I appreciate your time and your consideration of my comments.
Marine City, Michigan
UPDATE (5:47 p.m.): Rep. Miller replied by email. She opposes SOPA. Here’s a quote from her response:
I am opposed to the SOPA and PIPA legislation currently under consideration in Congress because I believe it threatens legitimate online commerce which has been one of the few areas of growth in our economy and the freedom of speech on the internet which has become so central to life in the modern world and must be defended. I am pleased that House leadership has indicated that this legislation will not be considered until major changes are made which will stop online piracy of intellectual property and protects American jobs while also ensuring the protection of freedom of speech on the internet.
The Obama administration issued a response to two petitions that oppose SOPA/PIPA today. It contains some encouraging information regarding the White House’s position on the bills and some of their more drastic elements, but also encourages the petitioners to come up with better ideas. The concept of accepting suggestions from a wide-ranging, social media centered audience is good, I think, but as Sherwin Siy notes at Public Knowledge today:

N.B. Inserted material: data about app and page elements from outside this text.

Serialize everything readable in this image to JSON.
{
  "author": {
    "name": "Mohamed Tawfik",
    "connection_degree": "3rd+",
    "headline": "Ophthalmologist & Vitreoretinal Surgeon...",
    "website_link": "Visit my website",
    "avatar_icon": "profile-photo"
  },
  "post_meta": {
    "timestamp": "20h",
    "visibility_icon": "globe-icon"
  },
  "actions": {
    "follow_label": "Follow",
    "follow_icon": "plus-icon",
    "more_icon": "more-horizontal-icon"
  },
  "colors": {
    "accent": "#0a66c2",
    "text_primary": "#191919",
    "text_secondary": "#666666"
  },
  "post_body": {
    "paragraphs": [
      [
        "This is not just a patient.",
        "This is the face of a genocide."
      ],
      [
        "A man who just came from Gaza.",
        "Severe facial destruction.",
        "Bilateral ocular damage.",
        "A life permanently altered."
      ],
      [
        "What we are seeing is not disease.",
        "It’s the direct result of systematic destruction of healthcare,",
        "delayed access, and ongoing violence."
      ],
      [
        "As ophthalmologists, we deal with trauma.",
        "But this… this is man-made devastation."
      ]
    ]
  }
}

There’s something that I think is just slightly missed here. There’s nothing wrong with trying to crowdsource solutions to online infringement, and maybe the signers of these petitions isn’t a bad place to start. But the White House, and Congress, and others should know that there’s only going to be a smaller subset of people angry about SOPA and PIPA who are interested in finding solutions to infringement. Not because they’re only concerned with saying “no” rather than “yes,” but because they’re not concerned with copyright—they’re concerned with the Internet.
The reason they’re saying “no” to PIPA and SOPA isn’t because they’re extremely picky and opinionated about the proper methods of copyright enforcement; it’s because PIPA and SOPA so fundamentally alter the technical and normative structures of the Internet—the milieu within which they speak, work, and play. Saying “no” to SOPA doesn’t necessarily mean they should have something they can say “yes” to on copyright enforcement; just as often, these are the people saying “yes” to freeing speech in repressive countries; to educating new generations of makers, scholars, artists, and inventors; to just making it easier to communicate with distant friends and family.
Most Internet users aren’t pirates; they just want to use this technology to stay in touch, to make our own videos, to post funny pictures of cats, and, yes, to watch TV shows, movies and listen to music – legally. They’re not policy makers, in fact, most of the time they don’t pay a great deal of attention to details about public policy at all. At this point, most Internet users don’t seem to know or care much about SOPA or PIPA at all, which is good for the supporters of the bills.
They’re not going to be happy if they have their Facebook and YouTube taken away, though. That’s why I have the feeling that the actual applications of SOPA/PIPA by the government would be less drastic than they seem (though not having them pass at all is still the best option, rather than depending on them not being fully enforced).